The director of photography was Peter Menzies, Jr., ACS and the camera operator was Robert Prestley, SOC. Menzies also filmed "The General's Daughter" released this year. They are to be commended. This may well be one of the year's best photographed features.
For background on how the Technicolor Process works look at the following links:
These sites are a great source of information on all early color processes. This picture may not last too long in the first run theaters. In the LA area I know that the picture is playing at most AMC's, General Cinema theaters and at the Pacific Winnetka. At the Pacific Winnetka it is in two theaters including one with a 70 foot wide screen. It looks great and looks much better that the trailers proceeding it. The 70 foot screen is a real test that digital cinema cannot come close to. At the AMC 14 theater in Burbank it is ironic that it is in the same theater as the June TI Phantom Menace technology demo. This film image is much better. The best theater image that I watched over the weekend was the Glendale General Cinema at Central and Milford. And for those sound fans the sound track is one the best I have ever heard. A great theatrical presentation with a Jerry Goldsmith music score and some of the best sound mixing I have ever heard. The sound effects editing and the use of the surround channels is incredible. Disney's own (Pacific managed) El Capitan theater in Hollywood is playing a Kodak print. More production details can be found at The 13th Warrior.

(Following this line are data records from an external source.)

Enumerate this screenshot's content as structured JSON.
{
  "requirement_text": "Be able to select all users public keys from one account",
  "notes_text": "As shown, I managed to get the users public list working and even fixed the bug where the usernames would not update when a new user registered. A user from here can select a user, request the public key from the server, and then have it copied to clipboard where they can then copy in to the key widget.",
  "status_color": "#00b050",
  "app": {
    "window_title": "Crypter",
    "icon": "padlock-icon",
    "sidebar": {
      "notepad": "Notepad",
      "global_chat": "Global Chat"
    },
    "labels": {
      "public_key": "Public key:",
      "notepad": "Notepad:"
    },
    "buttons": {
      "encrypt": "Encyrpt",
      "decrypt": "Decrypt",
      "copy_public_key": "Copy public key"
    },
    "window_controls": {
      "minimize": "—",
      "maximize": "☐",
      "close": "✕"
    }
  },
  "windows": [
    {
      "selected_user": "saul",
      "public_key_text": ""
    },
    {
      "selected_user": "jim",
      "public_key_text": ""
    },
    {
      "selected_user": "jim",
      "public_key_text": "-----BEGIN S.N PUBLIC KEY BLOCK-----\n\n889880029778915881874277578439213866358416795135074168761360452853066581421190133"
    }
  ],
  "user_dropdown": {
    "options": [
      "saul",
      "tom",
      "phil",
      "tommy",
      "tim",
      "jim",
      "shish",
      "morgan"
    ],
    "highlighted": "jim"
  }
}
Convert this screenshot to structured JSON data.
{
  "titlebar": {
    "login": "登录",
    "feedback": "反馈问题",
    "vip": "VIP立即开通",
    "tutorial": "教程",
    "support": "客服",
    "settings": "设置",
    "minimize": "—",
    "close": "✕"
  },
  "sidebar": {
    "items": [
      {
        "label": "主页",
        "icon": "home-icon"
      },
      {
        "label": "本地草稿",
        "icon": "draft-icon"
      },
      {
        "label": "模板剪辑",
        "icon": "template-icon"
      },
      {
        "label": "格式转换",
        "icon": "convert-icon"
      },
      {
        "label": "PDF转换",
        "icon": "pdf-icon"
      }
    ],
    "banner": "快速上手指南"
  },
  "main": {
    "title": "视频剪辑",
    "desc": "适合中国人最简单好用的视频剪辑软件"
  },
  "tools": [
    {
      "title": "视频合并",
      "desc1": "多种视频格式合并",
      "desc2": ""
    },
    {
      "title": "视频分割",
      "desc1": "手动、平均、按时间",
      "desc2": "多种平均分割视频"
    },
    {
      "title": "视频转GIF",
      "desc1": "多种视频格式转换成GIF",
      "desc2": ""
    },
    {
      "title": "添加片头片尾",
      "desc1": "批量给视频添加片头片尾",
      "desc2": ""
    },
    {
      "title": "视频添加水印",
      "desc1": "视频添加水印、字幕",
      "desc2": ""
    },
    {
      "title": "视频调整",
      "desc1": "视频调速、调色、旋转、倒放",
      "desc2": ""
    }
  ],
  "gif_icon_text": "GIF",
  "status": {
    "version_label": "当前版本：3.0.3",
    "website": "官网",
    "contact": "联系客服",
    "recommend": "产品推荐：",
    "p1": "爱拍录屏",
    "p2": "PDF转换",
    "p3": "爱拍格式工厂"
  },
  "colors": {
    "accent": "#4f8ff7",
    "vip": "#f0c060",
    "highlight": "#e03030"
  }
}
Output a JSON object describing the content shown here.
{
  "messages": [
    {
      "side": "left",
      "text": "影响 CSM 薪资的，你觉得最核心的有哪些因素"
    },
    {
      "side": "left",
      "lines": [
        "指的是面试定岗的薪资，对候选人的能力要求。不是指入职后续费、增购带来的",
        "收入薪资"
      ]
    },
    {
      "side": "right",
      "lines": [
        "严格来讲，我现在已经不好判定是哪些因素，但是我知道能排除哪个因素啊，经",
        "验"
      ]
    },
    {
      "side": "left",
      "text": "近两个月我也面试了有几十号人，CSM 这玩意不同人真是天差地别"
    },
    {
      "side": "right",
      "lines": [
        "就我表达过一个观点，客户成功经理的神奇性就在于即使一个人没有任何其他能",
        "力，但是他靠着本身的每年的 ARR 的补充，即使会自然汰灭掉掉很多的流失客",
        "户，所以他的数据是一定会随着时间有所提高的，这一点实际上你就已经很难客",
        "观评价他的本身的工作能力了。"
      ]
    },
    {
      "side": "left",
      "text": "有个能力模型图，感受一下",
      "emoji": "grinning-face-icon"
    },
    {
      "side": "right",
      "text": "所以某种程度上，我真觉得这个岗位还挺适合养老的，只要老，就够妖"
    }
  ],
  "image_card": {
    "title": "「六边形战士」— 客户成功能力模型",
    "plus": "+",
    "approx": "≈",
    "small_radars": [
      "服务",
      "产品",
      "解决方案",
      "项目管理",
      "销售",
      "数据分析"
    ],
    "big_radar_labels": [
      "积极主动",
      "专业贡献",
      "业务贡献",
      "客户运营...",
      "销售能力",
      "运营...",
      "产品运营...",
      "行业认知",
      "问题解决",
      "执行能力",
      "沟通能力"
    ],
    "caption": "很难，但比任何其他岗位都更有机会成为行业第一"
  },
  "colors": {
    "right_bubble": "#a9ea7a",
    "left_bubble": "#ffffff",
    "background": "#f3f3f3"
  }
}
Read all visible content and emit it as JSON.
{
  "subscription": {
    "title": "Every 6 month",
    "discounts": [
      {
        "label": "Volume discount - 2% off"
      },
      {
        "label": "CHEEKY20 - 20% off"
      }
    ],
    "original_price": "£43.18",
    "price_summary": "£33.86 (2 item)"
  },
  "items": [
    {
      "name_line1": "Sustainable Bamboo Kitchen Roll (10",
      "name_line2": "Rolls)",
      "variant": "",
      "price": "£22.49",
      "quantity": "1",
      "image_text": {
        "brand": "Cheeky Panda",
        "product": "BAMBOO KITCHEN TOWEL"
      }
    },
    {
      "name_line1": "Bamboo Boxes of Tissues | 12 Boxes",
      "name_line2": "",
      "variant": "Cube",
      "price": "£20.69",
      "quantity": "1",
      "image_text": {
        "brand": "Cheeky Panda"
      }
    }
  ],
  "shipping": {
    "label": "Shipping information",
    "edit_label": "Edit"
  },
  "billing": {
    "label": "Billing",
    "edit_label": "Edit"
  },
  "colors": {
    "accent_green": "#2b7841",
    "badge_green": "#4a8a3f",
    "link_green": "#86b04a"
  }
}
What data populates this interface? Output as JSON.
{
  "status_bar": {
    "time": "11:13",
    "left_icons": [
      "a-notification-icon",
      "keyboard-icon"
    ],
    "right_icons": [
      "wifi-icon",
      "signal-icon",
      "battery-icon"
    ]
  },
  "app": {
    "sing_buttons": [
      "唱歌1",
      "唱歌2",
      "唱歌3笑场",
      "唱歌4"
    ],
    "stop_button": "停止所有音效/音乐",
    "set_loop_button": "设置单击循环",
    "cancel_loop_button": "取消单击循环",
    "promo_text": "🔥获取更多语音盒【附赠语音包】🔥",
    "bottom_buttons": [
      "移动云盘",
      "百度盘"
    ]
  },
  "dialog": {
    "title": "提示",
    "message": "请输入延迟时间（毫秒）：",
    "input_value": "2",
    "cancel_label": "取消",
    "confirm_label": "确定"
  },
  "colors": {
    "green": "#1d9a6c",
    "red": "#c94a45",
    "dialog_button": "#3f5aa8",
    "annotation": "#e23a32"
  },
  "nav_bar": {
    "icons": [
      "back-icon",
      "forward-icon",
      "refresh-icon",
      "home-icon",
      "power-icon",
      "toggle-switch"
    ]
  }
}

As usual these opinions are my own. I believe that this Dye Transfer image quality raises the bar way up. It will be very hard for Digital Cinema to equal, although I think digital presentations will come eventually. With Technicolor's Dye Transfer, there were no pixels or compression artifacts visible on the film screen.